Starring: Patric Flood and Debra Mayer ("Crypt of the Undead" segment); Jonathan Norman and Jacqueline Lovell, and Costas Koromilas ("Terror of Vision" segment); and Marissa Tait, Tyler Anderson, Alicia Lagano, and Jason Faunt ("Masters of Death" segment)
Director: David DeCotaeu
Producer: Charles Band
Rating: One of Ten Stars
If you're Charles Band, and you want to make a quick buck off the more obscure, less-successful direct-to-video horror films, picking three, recutting each down to half an hour, and using them to make a "new" anthology film isn't such a bad idea. It gets you that quick buck, and you might even stir up interest in other films you own.
But not if that sensible and good idea is put into practice as it was with "Horrific."
To begin with, the movies recycled to make this picture were mostly not very good to begin with. They were "Prison of the Dead" (which I've not yet seen), "The Killer Eye," and "Totem". Secondly, while it might have been possible to actually improve on both "The Killer Eye" and "Totem with judicious editing that is not what happened here.
Horrific opens with "Crypt of the Undead" (the reshaped "Prison of the Dead") where a group of unpleasant idle rich kids are possessed by the spirits of witches executed during the 1600s and then slaughtered by resurrected executioners. Maybe it's because I haven't seen the full movie, but it looked interesting enough that I've put it on my list, because I would like to see some of the missing plot elements are that are incoherently referred to as the film unfolds. While a bit of expository dialogue gives us the back story of all the various characters in the opening scenes, there is more to their relationships, as evidenced by nonsensical exchanges between characters later on. These exchanges are rendered nonsensical because of the scenes that set them up are missing. Given the incompetent way the other two films used to make this movie were chopped up, I think "Prison of Dead" probably isn't as bad as it seems based on "Crypt of the Undead".
Which brings me to "Terror Vision", the second segment, which is a butchered version of "The Killer Eye". Given that this tale of giant horny eyeball from the 8th Dimension is one of the worst movies to ever issue forth from Full Moon, I figured they couldn't do anything but improve on it. I was wrong. The way they cut the film, they managed to make it every bit as boring as the original while making it incoherent to boot, with key expository scenes being hacked out. I thought that "The Killer Eye" could be improved if it was shorter, but I was apparently wrong. There is probably no way to get anything decent from this pile of garbage.
Closing out this anthology is "Masters of Death", a film about six beautiful young people who are drawn to a remote cabin by supernatural forces and then are tormented by monsters and forced to kill each other. In its original form, it's a far better movie than "The Killer Eye", but here it seems just as incoherent and just as lame. In fact, it's more incoherent, because we don't know how our six killers/victims find out they are the subjects of some bizarre supernatural force, nor why one of their dead bodies is strangely chained to a table rather than just covered with a blanket as would be the decent thing. Instead of reducing the presence of the lame puppet creatures that serve absolutely no point in the story, the editor instead hacked out important expository scenes.

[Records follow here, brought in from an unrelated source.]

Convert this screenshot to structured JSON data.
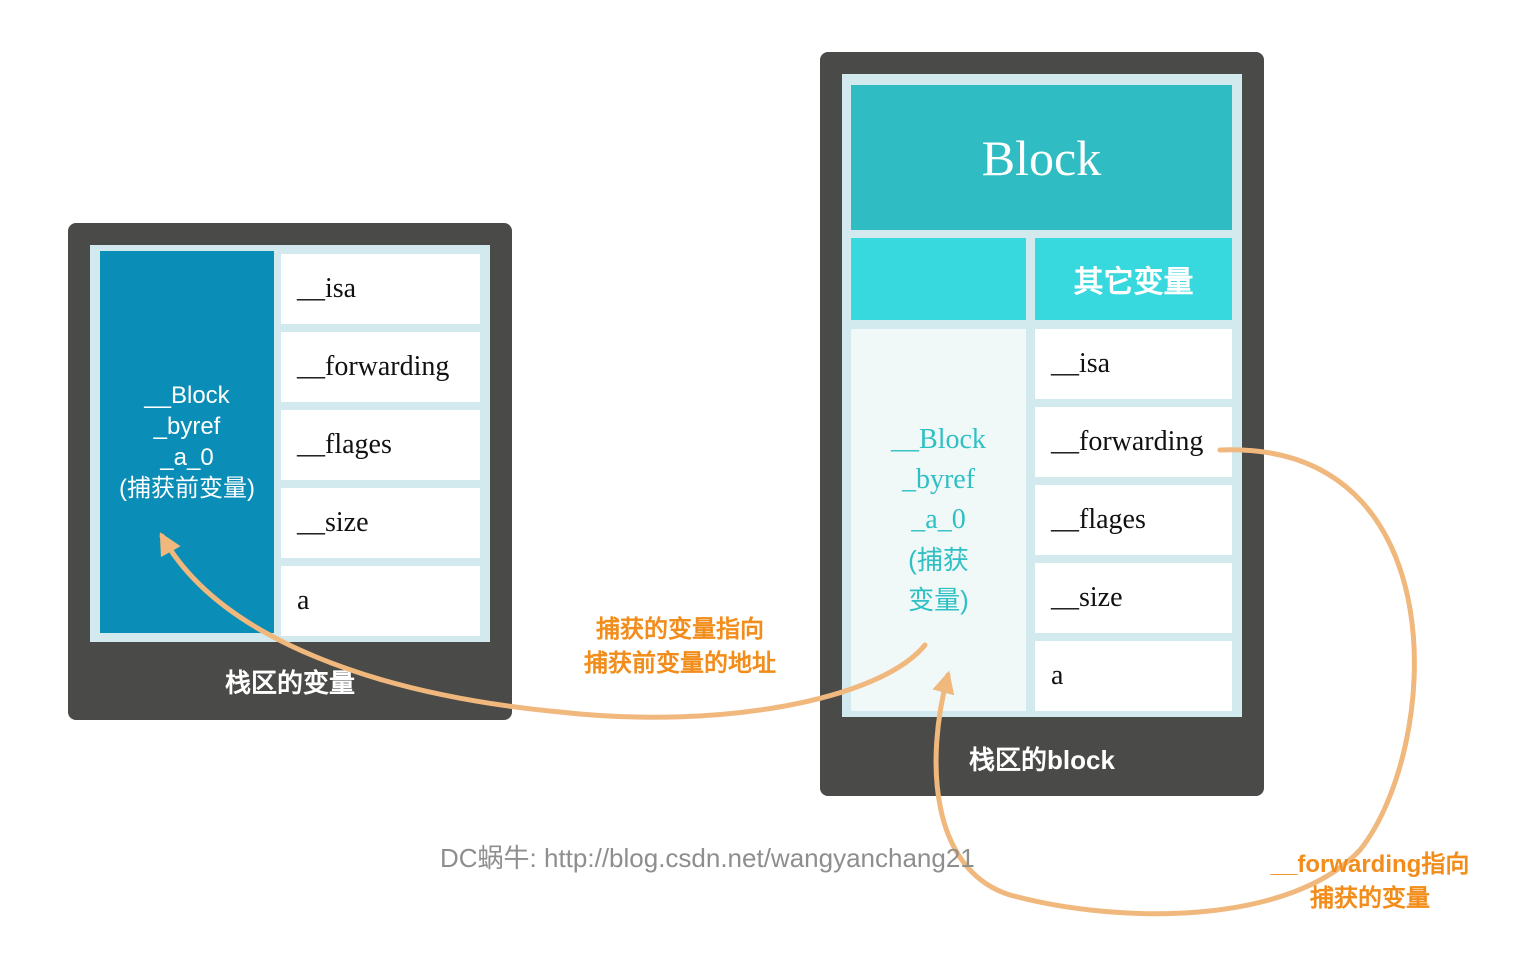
{
  "left_panel": {
    "byref_lines": [
      "__Block",
      "_byref",
      "_a_0",
      "(捕获前变量)"
    ],
    "fields": [
      "__isa",
      "__forwarding",
      "__flages",
      "__size",
      "a"
    ],
    "label": "栈区的变量"
  },
  "right_panel": {
    "header": "Block",
    "other_vars": "其它变量",
    "byref_lines": [
      "__Block",
      "_byref",
      "_a_0",
      "(捕获",
      "变量)"
    ],
    "fields": [
      "__isa",
      "__forwarding",
      "__flages",
      "__size",
      "a"
    ],
    "label": "栈区的block"
  },
  "annotations": {
    "captured_line1": "捕获的变量指向",
    "captured_line2": "捕获前变量的地址",
    "forwarding_line1": "__forwarding指向",
    "forwarding_line2": "捕获的变量"
  },
  "watermark": "DC蜗牛: http://blog.csdn.net/wangyanchang21",
  "colors": {
    "panel": "#4a4a48",
    "byref_left": "#0a8db6",
    "block_header": "#2fbcc3",
    "cyan_cells": "#37d8de",
    "arrow": "#f0b87c",
    "annotation_text": "#f28d1b"
  }
}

"Horrific" is a failure on every level, with the possible exception of the fact that all three films used to create were originally directed by David DeCoteau (under the names Victoria Sloan, Richard Chasen, and Martin Tate), so all segments have a similar look to them. It's a cheap, garish look (nothing says "cheap" like actors delivering lines about how their names have been mysterious carven into stone while looking at a pair of wooden boards where the screws that joined them together are obvious), but it's a look nonetheless. And for that I'm giving this sad cash grab One Star... and a very small one at that.